%%

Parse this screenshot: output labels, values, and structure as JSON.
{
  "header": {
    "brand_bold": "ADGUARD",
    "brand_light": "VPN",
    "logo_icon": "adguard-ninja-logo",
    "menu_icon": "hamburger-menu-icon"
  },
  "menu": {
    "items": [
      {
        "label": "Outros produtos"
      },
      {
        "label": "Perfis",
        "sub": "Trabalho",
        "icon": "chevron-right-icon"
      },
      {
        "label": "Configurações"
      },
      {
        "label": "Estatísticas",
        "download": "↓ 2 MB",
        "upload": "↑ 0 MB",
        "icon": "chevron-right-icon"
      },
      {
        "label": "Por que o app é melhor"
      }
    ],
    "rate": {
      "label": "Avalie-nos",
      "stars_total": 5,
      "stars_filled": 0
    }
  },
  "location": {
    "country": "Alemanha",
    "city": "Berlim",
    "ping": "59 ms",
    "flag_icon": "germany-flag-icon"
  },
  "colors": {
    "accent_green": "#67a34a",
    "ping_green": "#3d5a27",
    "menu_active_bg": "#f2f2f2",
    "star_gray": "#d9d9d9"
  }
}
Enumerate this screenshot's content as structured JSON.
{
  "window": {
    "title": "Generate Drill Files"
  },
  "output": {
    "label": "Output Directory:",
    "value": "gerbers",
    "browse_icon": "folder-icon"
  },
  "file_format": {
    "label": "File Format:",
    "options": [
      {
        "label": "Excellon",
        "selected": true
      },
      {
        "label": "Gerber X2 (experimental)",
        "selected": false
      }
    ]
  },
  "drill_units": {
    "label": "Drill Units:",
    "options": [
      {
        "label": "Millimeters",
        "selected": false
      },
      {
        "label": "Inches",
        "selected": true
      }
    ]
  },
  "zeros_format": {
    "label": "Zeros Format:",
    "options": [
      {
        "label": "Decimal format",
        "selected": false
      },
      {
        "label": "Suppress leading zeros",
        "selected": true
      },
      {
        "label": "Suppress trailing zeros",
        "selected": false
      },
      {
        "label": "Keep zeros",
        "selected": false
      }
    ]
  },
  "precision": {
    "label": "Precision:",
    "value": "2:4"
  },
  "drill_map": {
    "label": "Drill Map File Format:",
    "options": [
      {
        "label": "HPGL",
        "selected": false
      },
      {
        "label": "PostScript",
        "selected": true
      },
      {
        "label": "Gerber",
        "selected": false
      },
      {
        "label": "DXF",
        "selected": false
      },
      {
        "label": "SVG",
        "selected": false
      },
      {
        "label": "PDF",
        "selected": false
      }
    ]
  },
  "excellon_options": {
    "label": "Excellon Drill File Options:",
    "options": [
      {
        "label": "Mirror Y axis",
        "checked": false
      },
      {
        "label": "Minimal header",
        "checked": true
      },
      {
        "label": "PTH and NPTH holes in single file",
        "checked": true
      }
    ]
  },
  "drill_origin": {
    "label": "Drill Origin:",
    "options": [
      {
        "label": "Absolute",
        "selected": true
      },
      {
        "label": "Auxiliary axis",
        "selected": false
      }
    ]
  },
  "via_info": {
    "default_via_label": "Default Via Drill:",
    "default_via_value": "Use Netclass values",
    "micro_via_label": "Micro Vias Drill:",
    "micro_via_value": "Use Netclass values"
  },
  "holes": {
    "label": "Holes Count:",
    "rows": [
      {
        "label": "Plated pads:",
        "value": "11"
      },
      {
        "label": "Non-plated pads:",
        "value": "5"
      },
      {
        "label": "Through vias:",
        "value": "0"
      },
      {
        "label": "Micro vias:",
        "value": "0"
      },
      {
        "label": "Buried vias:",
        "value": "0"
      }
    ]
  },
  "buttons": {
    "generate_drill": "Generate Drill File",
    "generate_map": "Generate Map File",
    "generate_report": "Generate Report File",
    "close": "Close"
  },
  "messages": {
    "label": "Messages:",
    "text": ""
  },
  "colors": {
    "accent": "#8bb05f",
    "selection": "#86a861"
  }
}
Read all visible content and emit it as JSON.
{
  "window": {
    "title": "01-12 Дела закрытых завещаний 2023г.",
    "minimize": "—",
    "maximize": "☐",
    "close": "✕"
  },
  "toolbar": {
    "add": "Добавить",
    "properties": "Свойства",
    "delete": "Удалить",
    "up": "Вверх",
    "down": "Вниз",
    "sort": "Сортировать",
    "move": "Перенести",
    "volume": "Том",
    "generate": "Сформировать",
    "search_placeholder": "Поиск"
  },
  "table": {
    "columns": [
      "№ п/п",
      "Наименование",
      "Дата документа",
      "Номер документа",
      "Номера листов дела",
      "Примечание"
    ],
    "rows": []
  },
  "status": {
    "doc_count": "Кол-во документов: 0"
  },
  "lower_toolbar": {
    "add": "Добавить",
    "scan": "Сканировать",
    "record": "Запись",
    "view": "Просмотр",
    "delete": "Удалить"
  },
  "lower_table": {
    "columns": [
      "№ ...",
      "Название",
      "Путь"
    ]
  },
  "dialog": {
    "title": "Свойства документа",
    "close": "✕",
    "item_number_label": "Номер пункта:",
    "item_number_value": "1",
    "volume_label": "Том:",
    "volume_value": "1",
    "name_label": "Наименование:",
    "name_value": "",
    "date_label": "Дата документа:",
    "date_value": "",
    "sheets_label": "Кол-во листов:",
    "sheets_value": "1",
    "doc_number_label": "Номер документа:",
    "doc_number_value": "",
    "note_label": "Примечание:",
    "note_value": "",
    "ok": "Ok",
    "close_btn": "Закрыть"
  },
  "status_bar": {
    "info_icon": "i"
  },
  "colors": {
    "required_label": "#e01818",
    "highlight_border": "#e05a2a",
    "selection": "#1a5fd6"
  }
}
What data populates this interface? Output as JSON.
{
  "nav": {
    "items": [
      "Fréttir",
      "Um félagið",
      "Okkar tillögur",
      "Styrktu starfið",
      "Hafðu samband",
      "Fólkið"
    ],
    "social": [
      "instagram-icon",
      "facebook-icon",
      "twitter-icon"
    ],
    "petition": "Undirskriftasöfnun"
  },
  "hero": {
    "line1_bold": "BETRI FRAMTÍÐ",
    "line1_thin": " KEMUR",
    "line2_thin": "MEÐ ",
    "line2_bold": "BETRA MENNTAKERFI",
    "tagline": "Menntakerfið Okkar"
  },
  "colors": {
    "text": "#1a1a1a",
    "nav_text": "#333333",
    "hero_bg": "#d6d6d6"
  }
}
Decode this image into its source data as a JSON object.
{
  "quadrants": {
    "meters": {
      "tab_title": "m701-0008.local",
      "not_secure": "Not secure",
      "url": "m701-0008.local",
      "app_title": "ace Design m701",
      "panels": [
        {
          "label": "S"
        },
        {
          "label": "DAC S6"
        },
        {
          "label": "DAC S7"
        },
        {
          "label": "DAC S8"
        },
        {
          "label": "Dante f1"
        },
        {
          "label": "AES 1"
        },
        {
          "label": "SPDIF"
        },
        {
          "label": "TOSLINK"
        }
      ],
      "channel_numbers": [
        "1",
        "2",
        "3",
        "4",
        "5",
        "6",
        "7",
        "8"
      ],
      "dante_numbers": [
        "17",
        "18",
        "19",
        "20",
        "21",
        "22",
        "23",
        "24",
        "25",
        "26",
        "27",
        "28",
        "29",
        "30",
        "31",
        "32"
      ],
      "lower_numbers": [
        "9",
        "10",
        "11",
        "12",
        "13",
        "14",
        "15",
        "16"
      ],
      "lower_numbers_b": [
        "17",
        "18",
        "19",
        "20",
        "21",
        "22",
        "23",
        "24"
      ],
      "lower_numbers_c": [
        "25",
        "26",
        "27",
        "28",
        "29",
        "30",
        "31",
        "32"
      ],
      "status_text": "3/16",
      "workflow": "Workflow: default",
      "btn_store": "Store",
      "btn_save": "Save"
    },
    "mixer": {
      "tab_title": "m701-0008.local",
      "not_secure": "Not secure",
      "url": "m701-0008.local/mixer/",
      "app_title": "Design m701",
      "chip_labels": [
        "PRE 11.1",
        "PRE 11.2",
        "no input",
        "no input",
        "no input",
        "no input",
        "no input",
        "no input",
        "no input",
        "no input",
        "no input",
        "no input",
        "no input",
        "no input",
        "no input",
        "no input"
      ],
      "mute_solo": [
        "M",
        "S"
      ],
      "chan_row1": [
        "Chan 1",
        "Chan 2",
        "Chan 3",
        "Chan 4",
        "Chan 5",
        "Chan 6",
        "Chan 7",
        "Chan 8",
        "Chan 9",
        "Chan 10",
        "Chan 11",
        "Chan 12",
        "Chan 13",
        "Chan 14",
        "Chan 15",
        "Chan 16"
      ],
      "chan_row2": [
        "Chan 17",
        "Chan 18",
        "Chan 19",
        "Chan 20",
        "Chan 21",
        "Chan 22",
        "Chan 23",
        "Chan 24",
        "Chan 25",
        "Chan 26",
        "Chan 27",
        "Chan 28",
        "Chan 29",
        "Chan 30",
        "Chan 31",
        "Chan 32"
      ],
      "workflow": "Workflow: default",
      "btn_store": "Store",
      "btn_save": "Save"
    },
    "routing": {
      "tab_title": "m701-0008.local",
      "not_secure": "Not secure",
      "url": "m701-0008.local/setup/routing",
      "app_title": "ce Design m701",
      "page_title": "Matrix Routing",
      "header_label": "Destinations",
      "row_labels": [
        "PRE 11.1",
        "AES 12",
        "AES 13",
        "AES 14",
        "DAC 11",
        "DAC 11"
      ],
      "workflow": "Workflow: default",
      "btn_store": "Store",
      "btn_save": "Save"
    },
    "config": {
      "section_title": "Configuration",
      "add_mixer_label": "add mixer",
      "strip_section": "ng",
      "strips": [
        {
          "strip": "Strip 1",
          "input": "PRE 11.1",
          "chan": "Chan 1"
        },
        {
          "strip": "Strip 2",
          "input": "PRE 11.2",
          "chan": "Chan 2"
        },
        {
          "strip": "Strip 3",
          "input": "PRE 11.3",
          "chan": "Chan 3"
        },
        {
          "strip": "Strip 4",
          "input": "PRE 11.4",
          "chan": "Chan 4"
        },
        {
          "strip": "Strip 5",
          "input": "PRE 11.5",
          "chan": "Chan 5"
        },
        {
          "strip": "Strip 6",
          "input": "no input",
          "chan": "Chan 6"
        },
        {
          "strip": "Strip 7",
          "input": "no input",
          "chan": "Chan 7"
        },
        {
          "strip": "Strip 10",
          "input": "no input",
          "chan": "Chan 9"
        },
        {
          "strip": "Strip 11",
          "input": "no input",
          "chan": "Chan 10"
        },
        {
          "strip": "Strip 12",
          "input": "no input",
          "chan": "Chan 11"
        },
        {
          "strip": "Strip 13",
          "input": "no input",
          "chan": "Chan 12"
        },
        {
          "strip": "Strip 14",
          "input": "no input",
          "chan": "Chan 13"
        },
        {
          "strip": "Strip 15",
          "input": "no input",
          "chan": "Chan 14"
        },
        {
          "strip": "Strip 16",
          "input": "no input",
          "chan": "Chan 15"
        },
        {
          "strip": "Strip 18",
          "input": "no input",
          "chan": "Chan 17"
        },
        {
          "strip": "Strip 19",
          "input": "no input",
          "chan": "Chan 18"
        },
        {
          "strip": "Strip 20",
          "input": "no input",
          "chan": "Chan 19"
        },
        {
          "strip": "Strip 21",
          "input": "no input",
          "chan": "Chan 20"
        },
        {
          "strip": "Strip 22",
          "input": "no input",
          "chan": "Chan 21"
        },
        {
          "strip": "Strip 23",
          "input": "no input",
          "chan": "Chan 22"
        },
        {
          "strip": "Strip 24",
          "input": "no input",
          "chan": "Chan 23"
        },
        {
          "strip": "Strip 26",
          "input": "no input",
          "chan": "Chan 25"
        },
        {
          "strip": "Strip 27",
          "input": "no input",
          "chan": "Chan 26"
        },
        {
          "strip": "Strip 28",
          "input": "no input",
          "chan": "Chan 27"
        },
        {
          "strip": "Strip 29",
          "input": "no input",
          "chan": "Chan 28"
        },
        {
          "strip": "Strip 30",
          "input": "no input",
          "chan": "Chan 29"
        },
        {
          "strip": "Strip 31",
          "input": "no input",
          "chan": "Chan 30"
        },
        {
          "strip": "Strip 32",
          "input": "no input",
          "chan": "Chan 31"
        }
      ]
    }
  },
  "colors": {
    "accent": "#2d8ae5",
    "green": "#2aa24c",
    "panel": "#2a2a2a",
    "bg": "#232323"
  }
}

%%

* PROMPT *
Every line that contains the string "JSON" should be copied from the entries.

* THE COMPLETED TASK *
Parse this screenshot: output labels, values, and structure as JSON.
Enumerate this screenshot's content as structured JSON.
Read all visible content and emit it as JSON.
What data populates this interface? Output as JSON.
Decode this image into its source data as a JSON object.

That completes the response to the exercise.